» EXERCISE INSTRUCTIONS
Scan the records for the word "études". Copy each line that includes it.

-- DATASET RECORDS follows --

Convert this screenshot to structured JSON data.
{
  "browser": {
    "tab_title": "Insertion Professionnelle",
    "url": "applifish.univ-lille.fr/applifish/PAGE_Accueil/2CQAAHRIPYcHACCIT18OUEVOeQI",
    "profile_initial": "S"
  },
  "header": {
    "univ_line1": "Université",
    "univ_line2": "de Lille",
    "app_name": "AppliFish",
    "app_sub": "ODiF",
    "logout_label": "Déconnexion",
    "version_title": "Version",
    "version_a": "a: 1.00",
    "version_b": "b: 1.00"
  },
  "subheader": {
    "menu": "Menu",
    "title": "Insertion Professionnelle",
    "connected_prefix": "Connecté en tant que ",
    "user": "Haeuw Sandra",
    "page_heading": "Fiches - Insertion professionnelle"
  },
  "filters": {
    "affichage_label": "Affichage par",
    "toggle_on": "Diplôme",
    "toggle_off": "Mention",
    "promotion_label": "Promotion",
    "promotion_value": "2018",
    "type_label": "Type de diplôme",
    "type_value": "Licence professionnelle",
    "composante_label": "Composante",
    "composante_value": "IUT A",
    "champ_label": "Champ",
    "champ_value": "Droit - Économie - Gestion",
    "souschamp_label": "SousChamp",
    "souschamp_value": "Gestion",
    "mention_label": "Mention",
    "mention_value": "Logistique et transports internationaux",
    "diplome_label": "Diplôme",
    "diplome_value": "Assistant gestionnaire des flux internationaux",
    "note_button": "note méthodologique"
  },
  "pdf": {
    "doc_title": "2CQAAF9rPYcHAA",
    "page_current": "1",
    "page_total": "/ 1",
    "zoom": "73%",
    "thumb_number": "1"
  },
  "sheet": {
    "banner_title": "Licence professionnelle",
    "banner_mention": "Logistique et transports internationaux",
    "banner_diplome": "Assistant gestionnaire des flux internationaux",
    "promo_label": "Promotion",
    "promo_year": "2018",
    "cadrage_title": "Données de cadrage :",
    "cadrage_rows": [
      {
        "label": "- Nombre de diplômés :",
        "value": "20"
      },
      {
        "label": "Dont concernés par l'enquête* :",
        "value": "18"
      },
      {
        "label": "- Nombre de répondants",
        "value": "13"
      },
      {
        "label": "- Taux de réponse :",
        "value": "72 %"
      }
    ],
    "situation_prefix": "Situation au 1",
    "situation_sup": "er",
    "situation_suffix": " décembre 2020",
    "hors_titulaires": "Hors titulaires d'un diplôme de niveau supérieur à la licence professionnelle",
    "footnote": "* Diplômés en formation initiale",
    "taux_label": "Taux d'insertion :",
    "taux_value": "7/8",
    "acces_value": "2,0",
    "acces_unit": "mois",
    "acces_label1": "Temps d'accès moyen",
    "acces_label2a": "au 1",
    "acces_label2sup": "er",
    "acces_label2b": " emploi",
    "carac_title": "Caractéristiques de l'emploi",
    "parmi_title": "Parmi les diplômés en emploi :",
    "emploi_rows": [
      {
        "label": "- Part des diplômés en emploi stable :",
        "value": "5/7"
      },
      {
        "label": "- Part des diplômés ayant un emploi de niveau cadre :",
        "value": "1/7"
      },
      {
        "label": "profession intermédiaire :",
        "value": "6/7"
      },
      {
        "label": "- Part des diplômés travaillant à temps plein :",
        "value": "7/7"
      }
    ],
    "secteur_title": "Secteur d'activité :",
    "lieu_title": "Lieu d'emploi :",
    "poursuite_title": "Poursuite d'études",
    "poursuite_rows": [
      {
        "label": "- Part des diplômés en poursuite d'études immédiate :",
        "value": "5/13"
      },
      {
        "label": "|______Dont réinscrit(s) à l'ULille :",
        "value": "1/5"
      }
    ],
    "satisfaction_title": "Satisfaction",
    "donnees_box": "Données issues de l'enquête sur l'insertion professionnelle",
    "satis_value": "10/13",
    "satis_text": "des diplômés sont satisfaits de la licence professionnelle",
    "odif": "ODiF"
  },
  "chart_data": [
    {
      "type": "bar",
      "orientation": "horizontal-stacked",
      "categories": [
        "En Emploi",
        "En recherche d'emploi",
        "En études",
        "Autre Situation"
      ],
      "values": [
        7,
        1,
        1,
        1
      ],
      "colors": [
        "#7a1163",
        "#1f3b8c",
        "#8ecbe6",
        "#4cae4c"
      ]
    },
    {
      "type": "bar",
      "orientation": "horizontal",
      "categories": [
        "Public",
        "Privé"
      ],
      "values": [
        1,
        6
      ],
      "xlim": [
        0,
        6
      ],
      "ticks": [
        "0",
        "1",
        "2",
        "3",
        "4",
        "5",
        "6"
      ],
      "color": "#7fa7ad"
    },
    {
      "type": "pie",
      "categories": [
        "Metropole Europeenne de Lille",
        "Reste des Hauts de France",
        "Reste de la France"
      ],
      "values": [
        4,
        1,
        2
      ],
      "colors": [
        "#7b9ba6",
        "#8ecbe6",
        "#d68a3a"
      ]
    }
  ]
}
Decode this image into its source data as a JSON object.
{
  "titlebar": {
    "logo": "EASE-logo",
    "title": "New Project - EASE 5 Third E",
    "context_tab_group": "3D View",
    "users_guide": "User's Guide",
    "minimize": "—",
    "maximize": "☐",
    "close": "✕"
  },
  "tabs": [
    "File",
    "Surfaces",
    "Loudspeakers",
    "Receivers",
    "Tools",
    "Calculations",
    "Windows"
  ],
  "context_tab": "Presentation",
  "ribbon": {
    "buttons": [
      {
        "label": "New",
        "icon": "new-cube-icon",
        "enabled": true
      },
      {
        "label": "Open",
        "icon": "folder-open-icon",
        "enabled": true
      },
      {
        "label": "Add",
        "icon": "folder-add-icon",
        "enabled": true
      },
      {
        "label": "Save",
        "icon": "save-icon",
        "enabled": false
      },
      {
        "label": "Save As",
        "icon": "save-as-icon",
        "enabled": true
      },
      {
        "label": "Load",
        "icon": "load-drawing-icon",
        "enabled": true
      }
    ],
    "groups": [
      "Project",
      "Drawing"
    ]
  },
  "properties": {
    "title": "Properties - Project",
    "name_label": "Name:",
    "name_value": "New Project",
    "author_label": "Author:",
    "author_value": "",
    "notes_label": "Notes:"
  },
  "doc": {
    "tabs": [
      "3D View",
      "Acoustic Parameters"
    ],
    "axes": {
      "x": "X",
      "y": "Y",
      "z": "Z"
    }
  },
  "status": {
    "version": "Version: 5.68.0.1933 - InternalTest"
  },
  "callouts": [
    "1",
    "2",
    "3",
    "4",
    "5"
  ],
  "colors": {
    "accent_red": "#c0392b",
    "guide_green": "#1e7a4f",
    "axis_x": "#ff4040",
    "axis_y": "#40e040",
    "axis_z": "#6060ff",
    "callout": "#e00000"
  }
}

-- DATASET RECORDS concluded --

» ANSWER SPACE
    "poursuite_title": "Poursuite d'études",
        "label": "- Part des diplômés en poursuite d'études immédiate :",
        "En études",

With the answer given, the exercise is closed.